This M.O. seems familiar. It is similar to the Jokeroo ransomware-as-a-service (RaaS) that appeared last May (see my post on this here). Russian hacking teams are loose affiliates. They often work together to accomplish certain tasks. They may be paid a percentage of whatever money they make on a particular breach. It is also common for certain hackers or private hacking teams to work for the Russian government. For agreeing to help the government, they may be allowed to continue their criminal activities without interference. These latest hacks seem to indicate such government involvement.
The Snatch Team searches for data first. It is not clear what happens next. Some investigators think that they may ask the breached company for a ransom even before they encrypt the files. They may threaten to make the stolen data public unless they are paid. This they have done in the past, posting the data on publicly accessible deep web sites. Others believe the use of these drop sites is simply a way to show the breached company they actually have their data. The idea is that the company may then be more amenable to negotiate for a ransom. But that was in the old days. It now appears that they are going directly to file encryption and a ransomware request.
However, even if they decrypt the files, they would still have time to make copies of all the files they have stolen and map the breached network down to all of its endpoints. Such data may be of little value to private hackers who are mainly interested in making money, but it may prove to be a treasure trove to the Russian government. It’s a win-win situation for both sides.

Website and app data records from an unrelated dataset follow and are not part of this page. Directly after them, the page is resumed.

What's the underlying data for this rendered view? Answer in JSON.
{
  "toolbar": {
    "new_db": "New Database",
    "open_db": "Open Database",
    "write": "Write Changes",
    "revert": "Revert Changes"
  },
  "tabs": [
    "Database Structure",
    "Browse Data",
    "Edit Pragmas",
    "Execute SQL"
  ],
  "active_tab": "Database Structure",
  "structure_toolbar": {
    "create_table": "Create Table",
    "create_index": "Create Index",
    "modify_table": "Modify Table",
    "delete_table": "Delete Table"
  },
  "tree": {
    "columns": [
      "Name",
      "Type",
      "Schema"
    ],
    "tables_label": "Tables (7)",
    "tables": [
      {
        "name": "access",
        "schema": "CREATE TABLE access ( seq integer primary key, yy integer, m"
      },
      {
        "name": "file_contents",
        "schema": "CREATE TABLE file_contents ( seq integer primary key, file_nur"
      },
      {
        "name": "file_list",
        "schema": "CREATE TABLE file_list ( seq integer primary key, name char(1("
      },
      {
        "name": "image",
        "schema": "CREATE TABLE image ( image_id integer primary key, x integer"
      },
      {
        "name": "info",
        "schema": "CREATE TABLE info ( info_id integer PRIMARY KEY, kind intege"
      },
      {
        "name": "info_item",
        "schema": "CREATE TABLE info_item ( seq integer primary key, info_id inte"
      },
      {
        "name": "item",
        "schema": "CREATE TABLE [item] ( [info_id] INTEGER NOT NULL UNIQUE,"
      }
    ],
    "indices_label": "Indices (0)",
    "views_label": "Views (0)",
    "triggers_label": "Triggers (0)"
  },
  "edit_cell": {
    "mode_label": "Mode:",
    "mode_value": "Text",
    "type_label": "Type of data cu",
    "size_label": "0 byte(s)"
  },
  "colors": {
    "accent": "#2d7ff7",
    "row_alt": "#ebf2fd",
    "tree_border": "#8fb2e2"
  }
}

Take just one example. Recently, Russian hackers have been hacking cities and towns across North America. (see my post on this here). They may, in fact, be doing this with the blessings or even the assistance of the Russian government. If they can breach and map a city government’s network, they may be able to work through it to find connections to U.S. government agencies. Government hacking teams may be able to exploit municipal-U.S. government affiliations to do such things as influence elections or affect policy decisions. Depending on how far they could work their way into the U.S. government networks, the possibilities are, in fact, endless.
Keep in mind that these criminals take advantage of two cybersecurity weaknesses. First of all, they depend on a corporation or organization’s blind trust in the safety of cloud storage or other cloud services. Remember, the cloud is nothing more than a server. Secondly, these attackers need a vulnerable endpoint, normally, with ports open to remote access (RDP or Remote Desktop Protocol). And, finally, they need an irresponsible employee who can be tricked into downloading a file or clicking on a weaponized link, yet another reason companies need to take the time to institute the best available endpoint protection. Real good protection, will stop attacks before they even begin and will operate while in safe mode. Here is a chart from ransomware fee negotiator, Coveware, which shows that endpoints are the main targets.
Although Snatch malware is in its early stages of deployment, it has already claimed a few high profile victims. If the Russian government is working with the Snatch team, the success rate will be much higher. In addition, their M.O. indicates they may not be averse to attempting to recruit employees in targeted corporations and agencies. Those employees in the banking and health sector are especially vulnerable, while the Russian government would be more likely to try recruiting employees from companies or organizations with U.S. government affiliations. And another word of advice for those in these sectors: Be careful who you hire.